Task goal:
Skip the images and restate every line of the records exactly.

Page and application data records
★ ★ ★ ★
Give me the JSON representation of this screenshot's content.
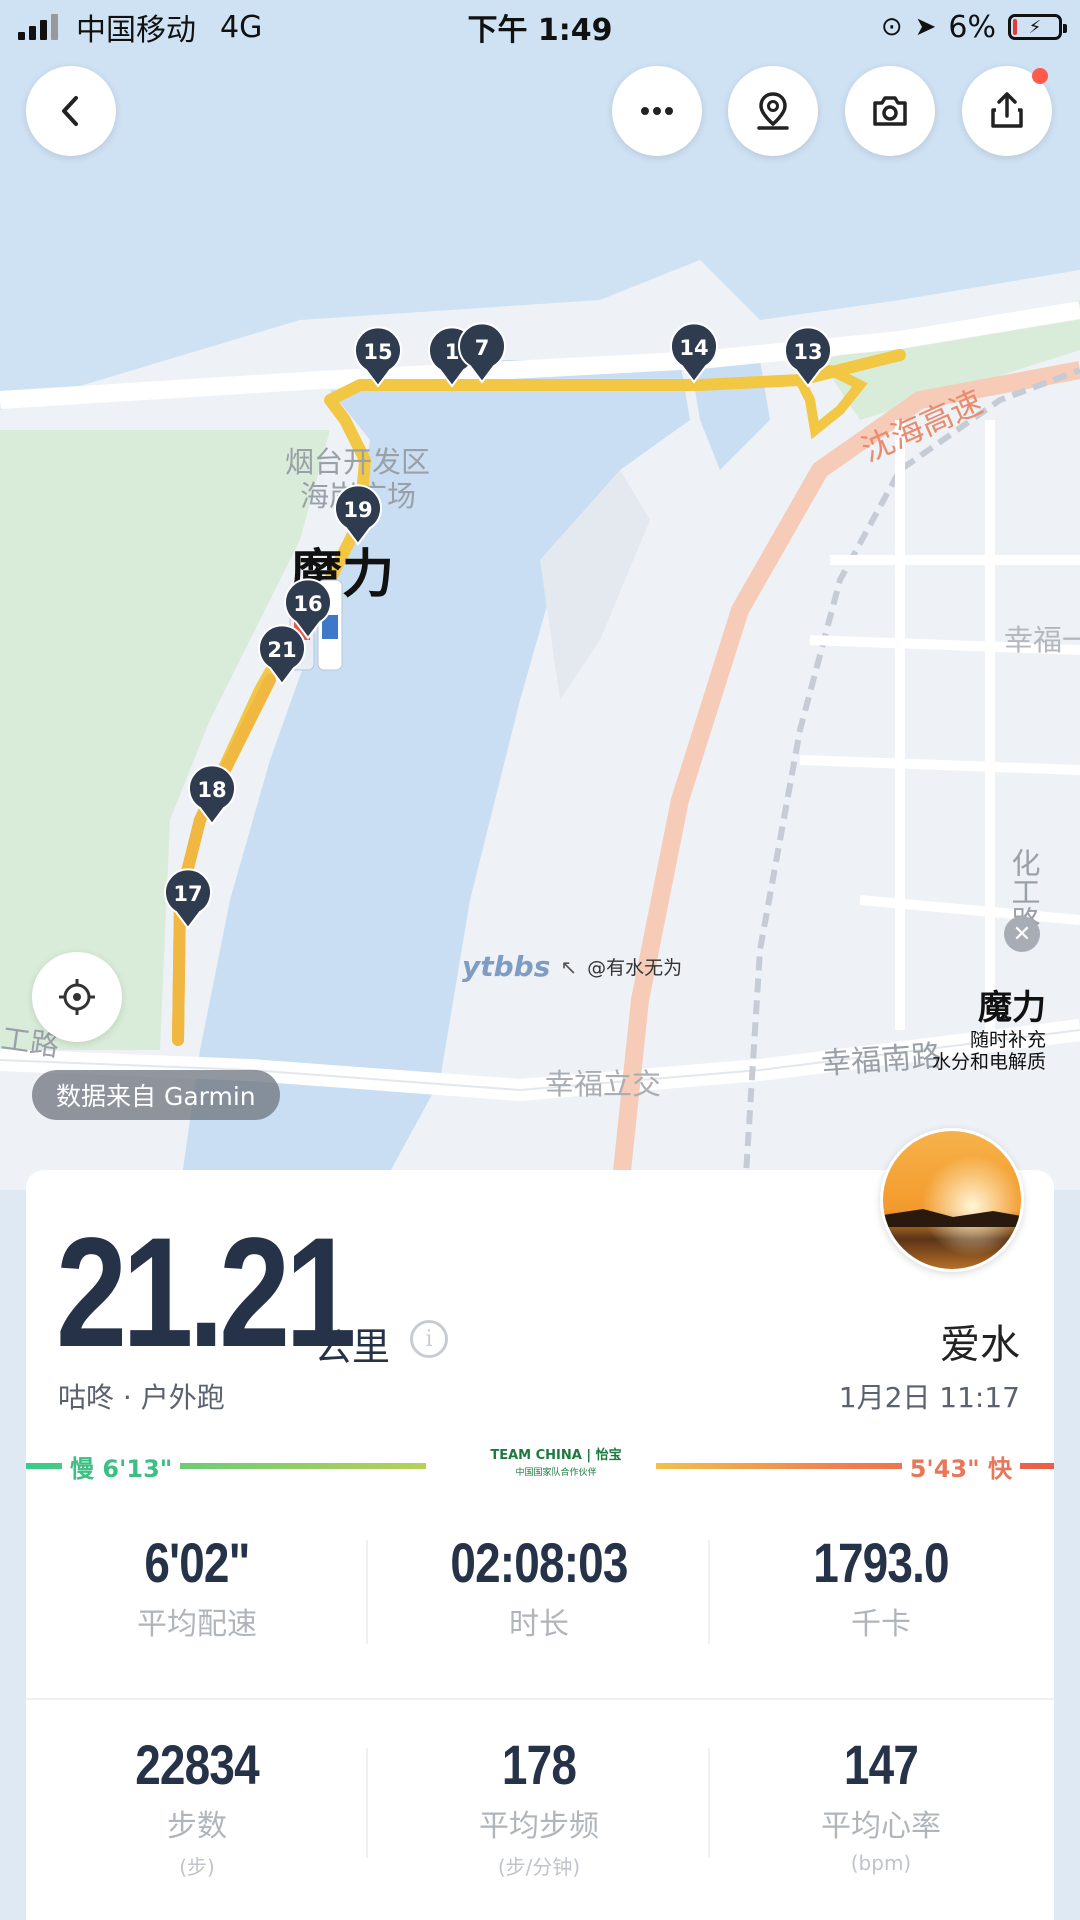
{
  "status_bar": {
    "carrier": "中国移动",
    "network": "4G",
    "time": "下午 1:49",
    "battery_percent": "6%"
  },
  "header": {
    "icons": {
      "back": "chevron-left-icon",
      "more": "more-dots-icon",
      "map": "map-pin-icon",
      "camera": "camera-icon",
      "share": "share-icon"
    },
    "accent_dot_color": "#ff5a4e"
  },
  "map": {
    "labels": {
      "district_1": "烟台开发区",
      "district_2": "海岸广场",
      "highway": "沈海高速",
      "road_right": "幸福一",
      "road_vertical": "化工路",
      "road_bottom_right": "幸福南路",
      "interchange": "幸福立交",
      "road_left": "工路",
      "brand": "魔力"
    },
    "markers": [
      "15",
      "1",
      "7",
      "14",
      "13",
      "19",
      "16",
      "21",
      "18",
      "17"
    ],
    "route_color": "#f2c744",
    "source_label": "数据来自 Garmin",
    "watermark_logo": "ytbbs",
    "watermark_text": "@有水无为"
  },
  "ad": {
    "title": "魔力",
    "line1": "随时补充",
    "line2": "水分和电解质"
  },
  "summary": {
    "distance": "21.21",
    "unit": "公里",
    "info_icon": "info-circle-icon",
    "app_type": "咕咚 · 户外跑",
    "username": "爱水",
    "datetime": "1月2日 11:17"
  },
  "pace_scale": {
    "slow_label": "慢 6'13\"",
    "fast_label": "5'43\" 快",
    "logo_main": "TEAM CHINA | 怡宝",
    "logo_sub": "中国国家队合作伙伴",
    "slow_color": "#3cc98a",
    "fast_color": "#e85e4a"
  },
  "stats": [
    {
      "value": "6'02\"",
      "label": "平均配速",
      "unit": ""
    },
    {
      "value": "02:08:03",
      "label": "时长",
      "unit": ""
    },
    {
      "value": "1793.0",
      "label": "千卡",
      "unit": ""
    },
    {
      "value": "22834",
      "label": "步数",
      "unit": "(步)"
    },
    {
      "value": "178",
      "label": "平均步频",
      "unit": "(步/分钟)"
    },
    {
      "value": "147",
      "label": "平均心率",
      "unit": "(bpm)"
    }
  ]
}
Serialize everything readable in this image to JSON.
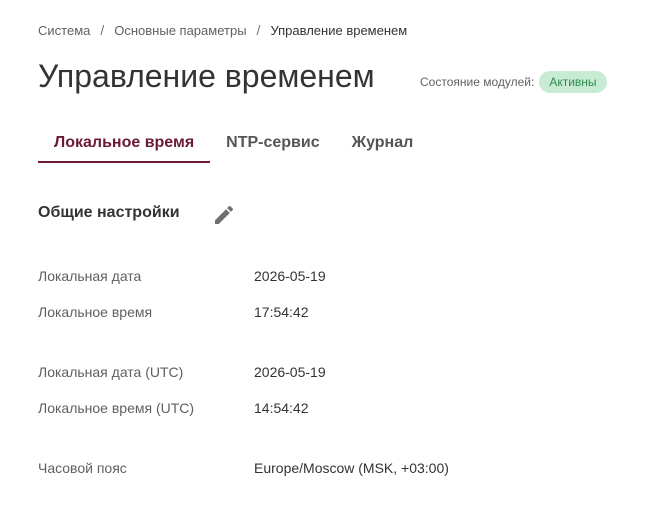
{
  "breadcrumb": {
    "items": [
      "Система",
      "Основные параметры",
      "Управление временем"
    ],
    "separator": "/"
  },
  "page_title": "Управление временем",
  "module_state": {
    "label": "Состояние модулей:",
    "value": "Активны"
  },
  "tabs": [
    {
      "label": "Локальное время",
      "active": true
    },
    {
      "label": "NTP-сервис",
      "active": false
    },
    {
      "label": "Журнал",
      "active": false
    }
  ],
  "section": {
    "title": "Общие настройки",
    "edit_icon": "pencil-icon"
  },
  "fields": [
    {
      "label": "Локальная дата",
      "value": "2026-05-19"
    },
    {
      "label": "Локальное время",
      "value": "17:54:42"
    },
    {
      "label": "Локальная дата (UTC)",
      "value": "2026-05-19"
    },
    {
      "label": "Локальное время (UTC)",
      "value": "14:54:42"
    },
    {
      "label": "Часовой пояс",
      "value": "Europe/Moscow (MSK, +03:00)"
    }
  ],
  "colors": {
    "accent": "#6d1a36",
    "badge_bg": "#c8ecd3",
    "badge_text": "#2e8b4e"
  }
}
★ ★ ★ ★
Task result:
Give me the JSON representation of this screenshot's content.
{
  "status_bar": {
    "carrier": "中国移动",
    "network": "4G",
    "time": "下午 1:49",
    "battery_percent": "6%"
  },
  "header": {
    "icons": {
      "back": "chevron-left-icon",
      "more": "more-dots-icon",
      "map": "map-pin-icon",
      "camera": "camera-icon",
      "share": "share-icon"
    },
    "accent_dot_color": "#ff5a4e"
  },
  "map": {
    "labels": {
      "district_1": "烟台开发区",
      "district_2": "海岸广场",
      "highway": "沈海高速",
      "road_right": "幸福一",
      "road_vertical": "化工路",
      "road_bottom_right": "幸福南路",
      "interchange": "幸福立交",
      "road_left": "工路",
      "brand": "魔力"
    },
    "markers": [
      "15",
      "1",
      "7",
      "14",
      "13",
      "19",
      "16",
      "21",
      "18",
      "17"
    ],
    "route_color": "#f2c744",
    "source_label": "数据来自 Garmin",
    "watermark_logo": "ytbbs",
    "watermark_text": "@有水无为"
  },
  "ad": {
    "title": "魔力",
    "line1": "随时补充",
    "line2": "水分和电解质"
  },
  "summary": {
    "distance": "21.21",
    "unit": "公里",
    "info_icon": "info-circle-icon",
    "app_type": "咕咚 · 户外跑",
    "username": "爱水",
    "datetime": "1月2日 11:17"
  },
  "pace_scale": {
    "slow_label": "慢 6'13\"",
    "fast_label": "5'43\" 快",
    "logo_main": "TEAM CHINA | 怡宝",
    "logo_sub": "中国国家队合作伙伴",
    "slow_color": "#3cc98a",
    "fast_color": "#e85e4a"
  },
  "stats": [
    {
      "value": "6'02\"",
      "label": "平均配速",
      "unit": ""
    },
    {
      "value": "02:08:03",
      "label": "时长",
      "unit": ""
    },
    {
      "value": "1793.0",
      "label": "千卡",
      "unit": ""
    },
    {
      "value": "22834",
      "label": "步数",
      "unit": "(步)"
    },
    {
      "value": "178",
      "label": "平均步频",
      "unit": "(步/分钟)"
    },
    {
      "value": "147",
      "label": "平均心率",
      "unit": "(bpm)"
    }
  ]
}
Serialize everything readable in this image to JSON.
{
  "breadcrumb": {
    "items": [
      "Система",
      "Основные параметры",
      "Управление временем"
    ],
    "separator": "/"
  },
  "page_title": "Управление временем",
  "module_state": {
    "label": "Состояние модулей:",
    "value": "Активны"
  },
  "tabs": [
    {
      "label": "Локальное время",
      "active": true
    },
    {
      "label": "NTP-сервис",
      "active": false
    },
    {
      "label": "Журнал",
      "active": false
    }
  ],
  "section": {
    "title": "Общие настройки",
    "edit_icon": "pencil-icon"
  },
  "fields": [
    {
      "label": "Локальная дата",
      "value": "2026-05-19"
    },
    {
      "label": "Локальное время",
      "value": "17:54:42"
    },
    {
      "label": "Локальная дата (UTC)",
      "value": "2026-05-19"
    },
    {
      "label": "Локальное время (UTC)",
      "value": "14:54:42"
    },
    {
      "label": "Часовой пояс",
      "value": "Europe/Moscow (MSK, +03:00)"
    }
  ],
  "colors": {
    "accent": "#6d1a36",
    "badge_bg": "#c8ecd3",
    "badge_text": "#2e8b4e"
  }
}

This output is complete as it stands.